Defining Teen Alcohol Abuse

Underage drinkers between the ages of 12 and 20 consume 11 percent of all the alcohol in the entire United States (4). Binge drinking for adults is defined as drinking two or more alcoholic beverages in two hours. For teens, the number of drinks it takes to become intoxicated ranges from three to five.

Teenagers typically require fewer drinks to reach a blood alcohol content level (BAC) of 0.08. Not only does binge drinking affect their developing brains; it also increases their risk of assault, injury, and death. More than 4,300 teenagers die every year from alcohol-related car accidents. (5)
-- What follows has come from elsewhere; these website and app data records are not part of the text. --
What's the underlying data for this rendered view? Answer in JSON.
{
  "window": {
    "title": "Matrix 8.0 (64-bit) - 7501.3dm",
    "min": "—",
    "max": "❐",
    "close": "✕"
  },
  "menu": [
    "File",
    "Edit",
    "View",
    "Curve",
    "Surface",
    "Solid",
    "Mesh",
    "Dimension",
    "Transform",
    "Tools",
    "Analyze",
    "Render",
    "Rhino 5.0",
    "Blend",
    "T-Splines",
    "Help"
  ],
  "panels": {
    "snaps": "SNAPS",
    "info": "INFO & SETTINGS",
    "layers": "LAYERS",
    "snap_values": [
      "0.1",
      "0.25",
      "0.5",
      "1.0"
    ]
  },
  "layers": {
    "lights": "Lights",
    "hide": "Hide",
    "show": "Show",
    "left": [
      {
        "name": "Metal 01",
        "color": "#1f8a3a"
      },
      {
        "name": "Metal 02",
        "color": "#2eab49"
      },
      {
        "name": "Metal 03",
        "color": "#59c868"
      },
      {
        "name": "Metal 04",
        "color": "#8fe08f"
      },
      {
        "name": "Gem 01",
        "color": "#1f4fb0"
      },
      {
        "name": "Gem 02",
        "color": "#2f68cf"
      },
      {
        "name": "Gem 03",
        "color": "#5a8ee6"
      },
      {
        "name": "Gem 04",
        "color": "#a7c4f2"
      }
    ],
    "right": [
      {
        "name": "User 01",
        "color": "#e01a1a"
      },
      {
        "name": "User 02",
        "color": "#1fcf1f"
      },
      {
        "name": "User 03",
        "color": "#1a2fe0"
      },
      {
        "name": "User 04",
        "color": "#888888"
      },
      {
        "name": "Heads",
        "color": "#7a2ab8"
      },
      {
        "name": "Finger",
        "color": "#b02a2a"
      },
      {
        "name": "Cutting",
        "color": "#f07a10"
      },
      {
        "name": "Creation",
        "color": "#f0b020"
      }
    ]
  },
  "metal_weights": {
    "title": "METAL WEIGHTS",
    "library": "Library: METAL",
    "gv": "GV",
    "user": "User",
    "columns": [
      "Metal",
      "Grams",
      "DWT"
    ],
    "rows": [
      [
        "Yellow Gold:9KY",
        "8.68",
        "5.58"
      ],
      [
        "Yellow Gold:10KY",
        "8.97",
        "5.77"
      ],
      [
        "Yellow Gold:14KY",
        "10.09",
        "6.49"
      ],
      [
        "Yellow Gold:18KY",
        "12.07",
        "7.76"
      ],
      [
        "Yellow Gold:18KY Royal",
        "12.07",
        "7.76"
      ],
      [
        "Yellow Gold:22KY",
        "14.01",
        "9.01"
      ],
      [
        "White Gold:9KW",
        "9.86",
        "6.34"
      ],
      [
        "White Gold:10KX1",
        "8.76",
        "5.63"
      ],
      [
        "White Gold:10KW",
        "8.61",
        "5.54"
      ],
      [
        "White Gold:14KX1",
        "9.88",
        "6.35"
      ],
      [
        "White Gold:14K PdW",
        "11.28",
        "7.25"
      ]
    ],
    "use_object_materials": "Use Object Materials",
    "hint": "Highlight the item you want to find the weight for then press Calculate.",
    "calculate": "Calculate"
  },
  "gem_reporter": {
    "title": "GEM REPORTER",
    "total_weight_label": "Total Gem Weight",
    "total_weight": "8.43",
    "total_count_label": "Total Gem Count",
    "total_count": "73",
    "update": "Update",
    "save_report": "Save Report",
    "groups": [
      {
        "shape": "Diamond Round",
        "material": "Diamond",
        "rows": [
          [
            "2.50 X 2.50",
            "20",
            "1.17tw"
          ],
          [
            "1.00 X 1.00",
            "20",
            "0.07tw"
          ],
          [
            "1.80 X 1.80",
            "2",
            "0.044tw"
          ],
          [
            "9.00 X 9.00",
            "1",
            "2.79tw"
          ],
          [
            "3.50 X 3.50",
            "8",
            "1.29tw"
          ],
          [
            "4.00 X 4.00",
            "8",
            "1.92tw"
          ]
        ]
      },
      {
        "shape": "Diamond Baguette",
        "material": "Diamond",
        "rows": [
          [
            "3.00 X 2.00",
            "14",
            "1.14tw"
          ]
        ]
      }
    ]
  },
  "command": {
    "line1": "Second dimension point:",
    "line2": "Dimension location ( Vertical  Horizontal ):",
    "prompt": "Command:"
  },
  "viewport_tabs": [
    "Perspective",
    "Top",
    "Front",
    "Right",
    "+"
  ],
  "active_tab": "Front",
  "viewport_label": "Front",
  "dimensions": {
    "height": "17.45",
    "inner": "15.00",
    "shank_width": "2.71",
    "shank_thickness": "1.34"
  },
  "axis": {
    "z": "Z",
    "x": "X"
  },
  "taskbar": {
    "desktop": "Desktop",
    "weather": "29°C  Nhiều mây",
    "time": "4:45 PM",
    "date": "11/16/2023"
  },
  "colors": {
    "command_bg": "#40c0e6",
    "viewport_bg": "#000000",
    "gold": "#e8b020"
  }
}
A 2017 survey (5) of youth risk behavior revealed that 30 percent of high school students reported drinking within the last month while 14 percent binge drank. In addition, 6 percent drove after drinking while 17 percent got into a car with someone who had been drinking.

Immediate risks of binge drinking are not the only concern; early influence and underage drinking can also lead to the development of an alcohol use disorder (AUD) that persists well throughout adulthood.

Teens with drinking problems are more likely to suffer from poor school performance, abuse other drugs and partake in unplanned or unwanted sexual activity. The best thing parents can do to protect their children is to start a conversation early. It is important to monitor their social media use and be open about the risks of alcohol. This can help off-set the influence of outside content.

Breaking the Social Media and Binge Drinking Cycle

Parents today are tasked with a challenge; raising children who can think beyond the influence of social media. A tall task considering social media plays a very real part of their teen’s everyday life. For many teens, social media is the real world.

Staying safe on and offline starts at home. Reducing exposure, providing information, and being a source of positive influence on teens’ lives can help combat the influence of modern social drinking culture. Fortunately, there are resources available for teens and parents to avoid the dangers of binge drinking. If you or a loved one is suffering from substance abuse, please contact your nearest medical facility or contact a Springboard Recovery professional today.

 

SOURCES:

(1) https://www.pewresearch.org/internet/2018/05/31/teens-social-media-technology-2018/
(2) https://www.centeronaddiction.org/newsroom/press-releases/2011-national-teen-survey-finds
(3) https://www.ncbi.nlm.nih.gov/pmc/articles/PMC6035352/
(4) https://www.niaaa.nih.gov/publications/brochures-and-fact-sheets/underage-drinking
(5) https://www.cdc.gov/alcohol/fact-sheets/underage-drinking.htm